It is preferred that during the action of the pervaporation device no solid saccharide or catalyst is present in the glycosidation or reglycosidation reaction mixture and to this purpose it is beneficial to include a filtration device between the reactor and the pervaporation device.
FIGS. 1 and 2 are graphs illustrating the effects on percent conversion (FIG. 1) and water content (FIG. 2) when pervaporation is used (O) or not used (.increment.) in the process.
The invention will now be illustrated on hand of the following examples.
0,945 kg of glucose were mixed with 0.5% by weight (based on the weight of the glucose) of P-toluene sulphonic acid and this mixture was brought into a stainless steel jacketed vessel with a volume of 5 liters filled with 1200 grams of absolute ethanol. The vessel was equipped with a variable speed stirrer and the necessary inlet and outlet tubes. The glucose in ethanol slurry was mixed with 1415 grams of absolute ethanol and the mixture was heated to 100° C. while stirring until all glucose had been dissolved in the reaction mixture. Two hours after the reaction mixture had reached a temperature of 100° C., it was pumped continuously for 22 hours over the surface of a pervaporation membrane (Celfa CMC-A membrane, active area 0.04 m2, Trade Mark, ex CM-CELFA Membrantrenntechnik AG.Switzerland) and recycled to the reaction vessel. The pressure at the feed side of the pervaporation membrane was 2 bars. At the other side of the membrane a pressure of 1 mbar was maintained using a vacuum pump. The water removed by the membrane was condensed and collected in a glass flask.
In a second experiment, the reaction was carried out under the same conditions, but not using the pervaporation device. In FIG. 1, the conversion as a function of time is shown for both experiments. It can be seen that with the application of pervaporation a higher final conversion was obtained and also a shorter process time was needed to reach a certain conversion.

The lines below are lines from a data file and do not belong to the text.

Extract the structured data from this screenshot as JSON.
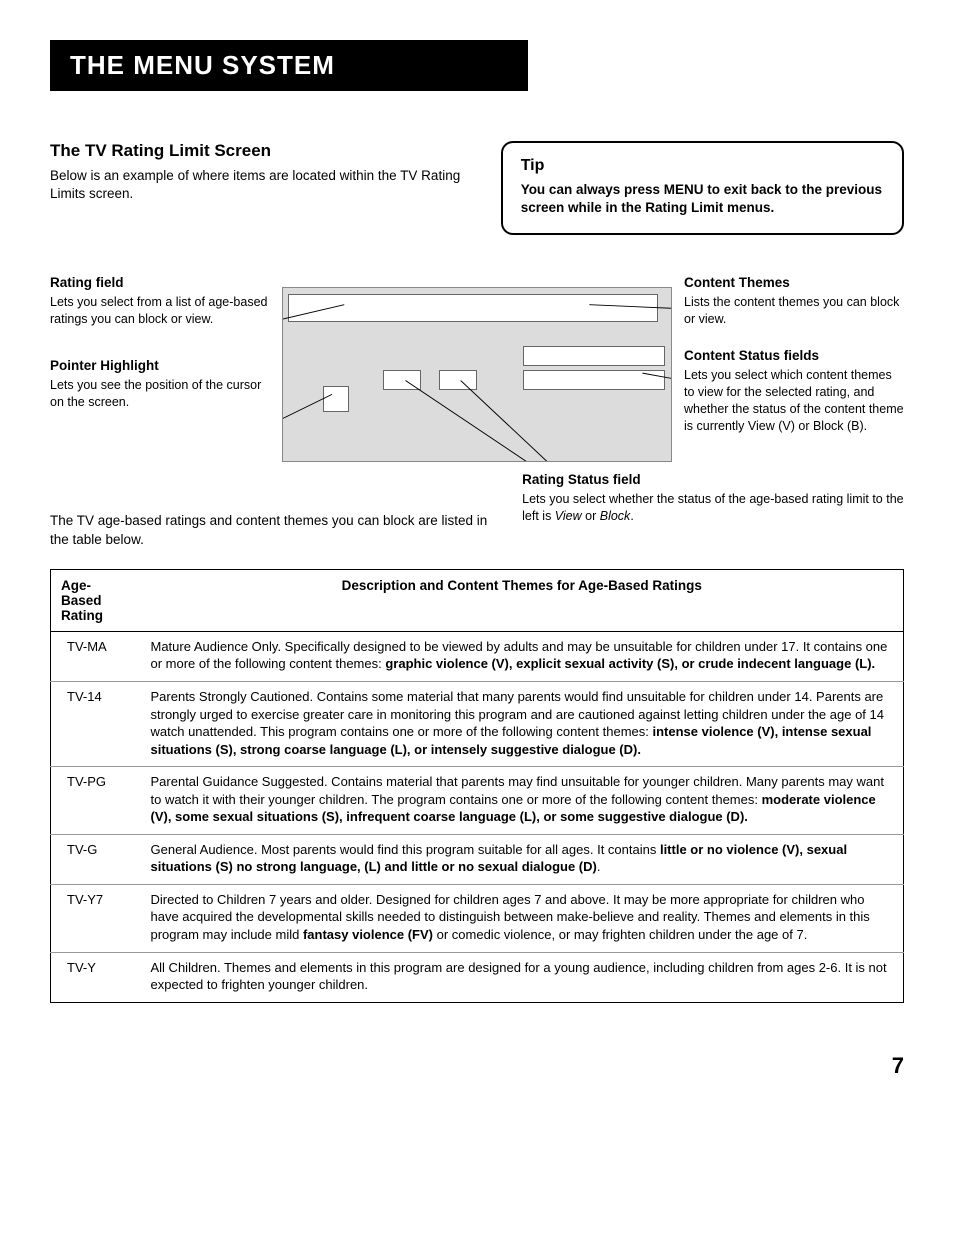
{
  "header": {
    "title": "The Menu System"
  },
  "intro": {
    "heading": "The TV Rating Limit Screen",
    "body": "Below is an example of where items are located within the TV Rating Limits screen."
  },
  "tip": {
    "heading": "Tip",
    "body": "You can always press MENU to exit back to the previous screen while in the Rating Limit menus."
  },
  "callouts": {
    "rating_field": {
      "title": "Rating field",
      "body": "Lets you select from a list of age-based ratings you can block or view."
    },
    "pointer_highlight": {
      "title": "Pointer Highlight",
      "body": "Lets you see the position of the cursor on the screen."
    },
    "content_themes": {
      "title": "Content Themes",
      "body": "Lists the content themes you can block or view."
    },
    "content_status": {
      "title": "Content Status fields",
      "body": "Lets you select which content themes to view for the selected rating, and whether the status of the content theme is currently View (V) or Block (B)."
    },
    "rating_status": {
      "title": "Rating Status field",
      "body_prefix": "Lets you select whether the status of the age-based rating limit to the left is ",
      "view_word": "View",
      "mid": " or ",
      "block_word": "Block",
      "suffix": "."
    }
  },
  "table_intro": "The TV age-based ratings and content themes you can block are listed in the table below.",
  "table": {
    "col1_header": "Age-Based Rating",
    "col2_header": "Description and Content Themes for Age-Based Ratings",
    "rows": [
      {
        "rating": "TV-MA",
        "desc_plain": "Mature Audience Only. Specifically designed to be viewed by adults and may be unsuitable for children under 17.  It contains one or more of the following content themes:  ",
        "desc_bold": "graphic violence (V), explicit sexual activity (S), or crude indecent language (L)."
      },
      {
        "rating": "TV-14",
        "desc_plain": "Parents Strongly Cautioned. Contains some material that many parents would find unsuitable for children under 14.  Parents are strongly urged to exercise greater care in monitoring this program and are cautioned against letting children under the age of 14 watch unattended.  This program contains one or more of the following content themes:  ",
        "desc_bold": "intense violence (V), intense sexual situations (S), strong coarse language (L), or intensely suggestive dialogue (D)."
      },
      {
        "rating": "TV-PG",
        "desc_plain": "Parental Guidance Suggested. Contains material that parents may find unsuitable for younger children.  Many parents may want to watch it with their younger children.  The program contains one or more of the following content themes:  ",
        "desc_bold": "moderate violence (V), some sexual situations (S), infrequent coarse language (L), or some suggestive dialogue (D)."
      },
      {
        "rating": "TV-G",
        "desc_plain": "General Audience. Most parents would find this program suitable for all ages.  It contains ",
        "desc_bold": "little or no violence (V), sexual situations (S) no strong language, (L) and little or no sexual dialogue (D)",
        "desc_tail": "."
      },
      {
        "rating": "TV-Y7",
        "desc_plain": "Directed to Children 7 years and older. Designed for children ages 7 and above.  It may be more appropriate for children who have acquired the developmental skills needed to distinguish between make-believe and reality.  Themes and elements in this program may include mild ",
        "desc_bold": "fantasy violence (FV)",
        "desc_tail": " or comedic violence, or may frighten children under the age of 7."
      },
      {
        "rating": "TV-Y",
        "desc_plain": "All Children. Themes and elements in this program are designed for a young audience, including children from ages 2-6.  It is not expected to frighten younger children.",
        "desc_bold": ""
      }
    ]
  },
  "page_number": "7"
}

In FIG. 2 the water content in the reaction mixture has been shown. Without pervaporation, the water content increased progressively during the reaction. With the pervaporation device coupled to the reactor the water concentration first increased, then reached a maximum and subsequently decreased progressively during the reaction. The lower water content in the reaction mixture decreased the rate of the reverse chemical reaction and hence gave a higher overall reaction rate for the formation of ethyl glucoside.

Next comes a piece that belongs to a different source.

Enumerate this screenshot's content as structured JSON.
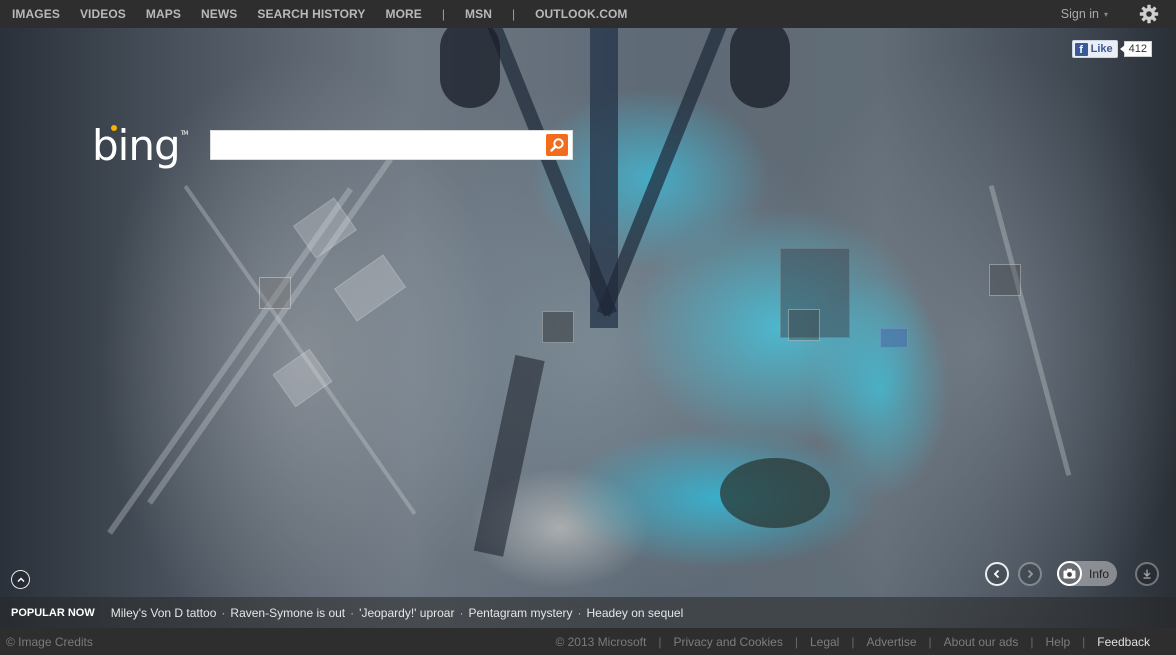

Example I was repeated, but this time a different pervaporation membrane (Carbone-Lorraine Type CL 1000, Trade Mark, ex Le Carbone-Lorraine S.A., Paris, France) was used. After 24 hours a conversion of 98.9% of ethylglucoside was obtained; the water content in the reactor was 0.20% by weight and the water concentration in the permeate was 52.4% by weight (water flux 0.03 kg/m2 h).

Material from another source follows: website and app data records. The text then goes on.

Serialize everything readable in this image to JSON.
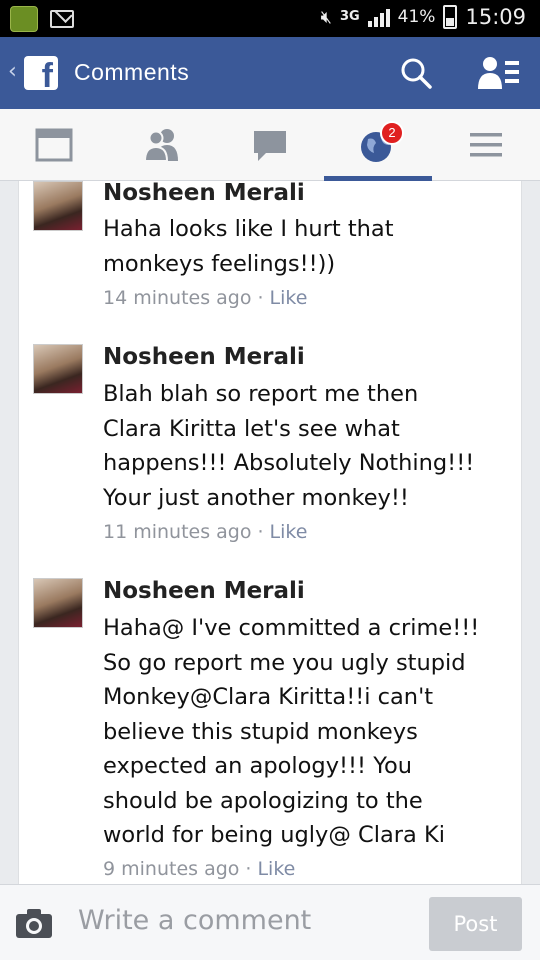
{
  "status_bar": {
    "network": "3G",
    "battery": "41%",
    "time": "15:09"
  },
  "header": {
    "logo": "f",
    "title": "Comments",
    "icons": [
      "back-chevron-icon",
      "facebook-logo",
      "search-icon",
      "friend-requests-icon"
    ]
  },
  "tabs": [
    {
      "name": "news-feed",
      "icon": "news-feed-icon",
      "active": false
    },
    {
      "name": "friends",
      "icon": "friends-icon",
      "active": false
    },
    {
      "name": "messages",
      "icon": "messages-icon",
      "active": false
    },
    {
      "name": "notifications",
      "icon": "globe-icon",
      "active": true,
      "badge": "2"
    },
    {
      "name": "more",
      "icon": "menu-icon",
      "active": false
    }
  ],
  "comments": [
    {
      "author": "Nosheen Merali",
      "text": "Haha looks like I hurt that\nmonkeys feelings!!))",
      "time": "14 minutes ago",
      "dot": "·",
      "like": "Like"
    },
    {
      "author": "Nosheen Merali",
      "text": "Blah blah so report me then\nClara Kiritta let's see what\nhappens!!! Absolutely Nothing!!!\nYour just another monkey!!",
      "time": "11 minutes ago",
      "dot": "·",
      "like": "Like"
    },
    {
      "author": "Nosheen Merali",
      "text": "Haha@ I've committed a crime!!!\nSo go report me you ugly stupid\nMonkey@Clara Kiritta!!i can't\nbelieve this stupid monkeys\nexpected an apology!!! You\nshould be apologizing to the\nworld for being ugly@ Clara Ki",
      "time": "9 minutes ago",
      "dot": "·",
      "like": "Like"
    }
  ],
  "composer": {
    "placeholder": "Write a comment",
    "post_label": "Post"
  },
  "colors": {
    "facebook_blue": "#3b5998",
    "badge_red": "#e02020",
    "meta_gray": "#90949c"
  }
}
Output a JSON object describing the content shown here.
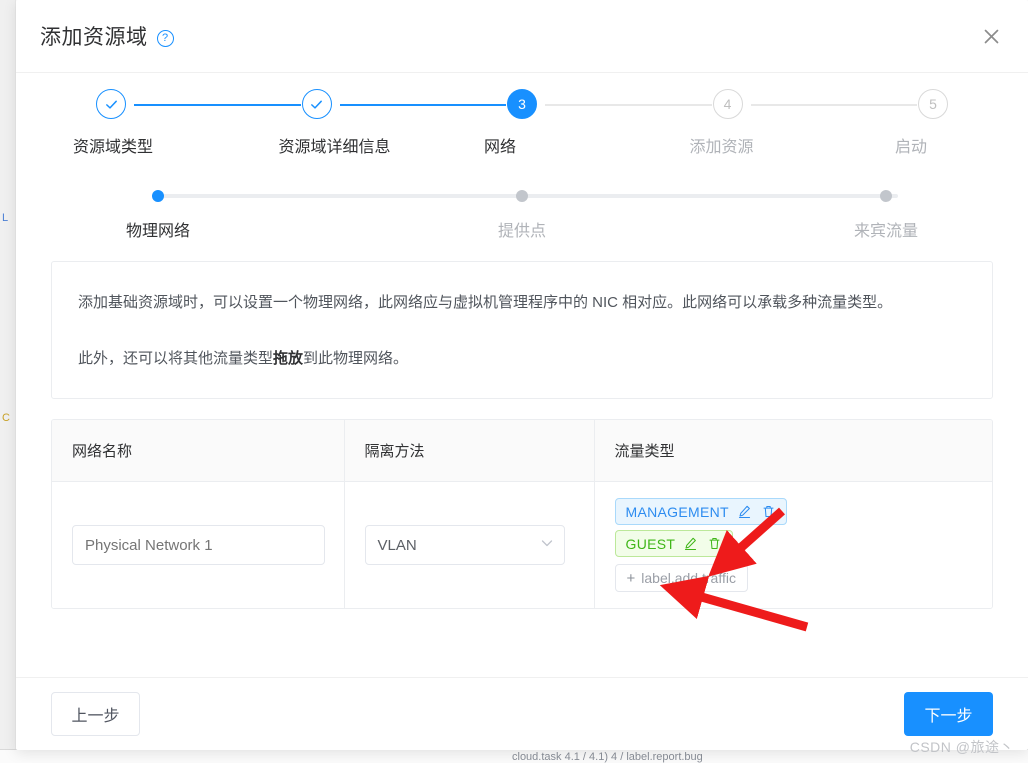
{
  "dialog": {
    "title": "添加资源域",
    "help_icon": "question-circle-icon",
    "close_icon": "close-icon"
  },
  "stepper": {
    "steps": [
      {
        "index": "1",
        "label": "资源域类型",
        "state": "done",
        "mark": "✓"
      },
      {
        "index": "2",
        "label": "资源域详细信息",
        "state": "done",
        "mark": "✓"
      },
      {
        "index": "3",
        "label": "网络",
        "state": "current",
        "mark": "3"
      },
      {
        "index": "4",
        "label": "添加资源",
        "state": "todo",
        "mark": "4"
      },
      {
        "index": "5",
        "label": "启动",
        "state": "todo",
        "mark": "5"
      }
    ]
  },
  "substepper": {
    "steps": [
      {
        "label": "物理网络",
        "state": "active"
      },
      {
        "label": "提供点",
        "state": "todo"
      },
      {
        "label": "来宾流量",
        "state": "todo"
      }
    ]
  },
  "info": {
    "paragraph1_a": "添加基础资源域时，可以设置一个物理网络，此网络应与虚拟机管理程序中的 NIC 相对应。此网络可以承载多种流量类型。",
    "paragraph2_a": "此外，还可以将其他流量类型",
    "paragraph2_b": "拖放",
    "paragraph2_c": "到此物理网络。"
  },
  "table": {
    "headers": {
      "name": "网络名称",
      "isolation": "隔离方法",
      "traffic": "流量类型"
    },
    "row": {
      "network_name_value": "Physical Network 1",
      "network_name_placeholder": "Physical Network 1",
      "isolation_value": "VLAN",
      "isolation_chevron": "chevron-down-icon",
      "tags": [
        {
          "label": "MANAGEMENT",
          "color": "blue",
          "edit_icon": "pencil-icon",
          "delete_icon": "trash-icon"
        },
        {
          "label": "GUEST",
          "color": "green",
          "edit_icon": "pencil-icon",
          "delete_icon": "trash-icon"
        }
      ],
      "add_traffic_label": "label.add.traffic",
      "add_traffic_icon": "plus-icon"
    }
  },
  "footer": {
    "prev_label": "上一步",
    "next_label": "下一步"
  },
  "watermark": {
    "text": "CSDN @旅途丶"
  },
  "background": {
    "bottom_text": "cloud.task 4.1 / 4.1)    4 / label.report.bug",
    "left_hint_1": "L",
    "left_hint_2": "C"
  },
  "colors": {
    "accent": "#1890ff",
    "tag_blue_text": "#2d8cf0",
    "tag_blue_bg": "#e9f5fe",
    "tag_blue_border": "#a9d9fb",
    "tag_green_text": "#3fb618",
    "tag_green_bg": "#f2fde9",
    "tag_green_border": "#bce89a",
    "annotation_red": "#ee1b1b"
  }
}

If more membrane area is installed for a given reactor size, the water will be removed from the reactor at a higher rate, resulting in higher reaction rates and a higher equilibrium conversion. At the same time, however, the pervaporation unit will be more expensive. There is therefore an economic optimum membrane size for a given reactor size. With reduced reactor loading, hence increased ratio between the membrane area and the reactor size, a higher reaction rate and higher final conversion are reached.